    I have the plastic mesh type in my lower bathroom. I goes on directly below the thin set under the tile.. it is low voltage with a wall control.. It warms the tile and then the room. It is about 15 years plus and no issue whatever. Looks like a orange waffle snow fence but goes on the underlayment. No water and anything to break.. The tiles have take it just fine.. no cracks or issue.. warm on the feet.. The places it doesn't cover we don't walk on. My only heat in the room. In N.E that says it all. Home Depot or Lowes has similar. Vets discount and your set to go...
    rossn
  • rossn
    rossn Member Posts: 59
    All thanks so much.

    I think that for my situation, doing a cable that clips into the matte will allow me to not have gaps in my heating, given the shape of the room.
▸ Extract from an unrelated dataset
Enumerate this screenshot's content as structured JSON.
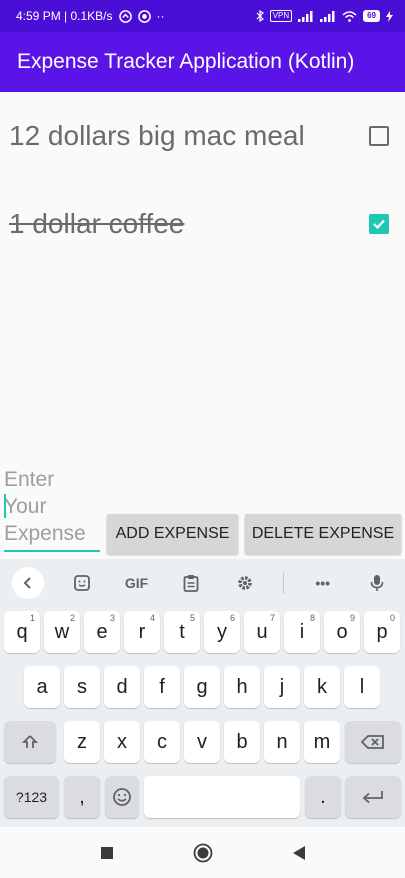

Both Schluter and Sun Touch appear to have this.

    Since I am just looking to condition the floor (not heat the room), I was assuming that using a lower watt product (like 9w/sf) would be more efficient. But, maybe I am not thinking about that incorrectly, provided there is a tile temp sensor. In that case is it safe to assume using a 12w product will consume the same energy as the 9w product?
  • archibald tuttle
    archibald tuttle Member Posts: 1,033
    rossn said:

    All thanks so much.

    I think that for my situation, doing a cable that clips into the matte will allow me to not have gaps in my heating, given the shape of the room. Both Schluter and Sun Touch appear to have this.

    the prewired matts are actually pretty easy to shape around corners. you can cut the matt strategically and the heating wire is only one point of contact so you can turn 90 or 180 pretty easily. you can get the matts in varying lengths to provide enough cover even for odd shapes. i'm not knocking the independent wire with base approach but when you compare cost and availability. I didn't have to splice although I think it's possible. IIRC the splices might be thick enough you want a little divot in the subfloor but otherwise you prime it down with some thinset and then just go easy with notched trowel setting the tiles on top.
  • rossn
    rossn Member Posts: 59
    Thanks for that additional context... I will definitely take that into consideration and look into it further. Now, one advantage of the ditra-heat-duo is that it has an additional thermal break beneath, which is good in the situation of an uninsulated slab (would still have additional insulation beneath).

    Is there a situation by which concrete is poured over the matts or independent wires, if I had the depth?
  • archibald tuttle
    archibald tuttle Member Posts: 1,033
    i never would put on an uninsulated slab. i just did a bathroom on an uninsulated slab. added 1.5" xps foam and 3/4" pressure treated plywood, best (two thicenesses opposite grain) even better not to crack large tiles from motion. if you're piping from scratch you can allow for the floor height. in this case, bathroom was already piped into the slab so I used the flange with internal allen screws to tighten in place.

    https://www.zoro.com/oatey-toilet-flange-4-pvc-whiteblack-43539/i/G0333509/
  • heatexpert89
    heatexpert89 Member Posts: 1
    edited March 2022
    You would definitely want to insulate the slab or the heat will go downward regardless of the system you choose. STEP Warmfloor is a extra low-voltage (24V) product that is 3/64" thick and would work well in your application. Typically wattage is 4-6 watts per sqf.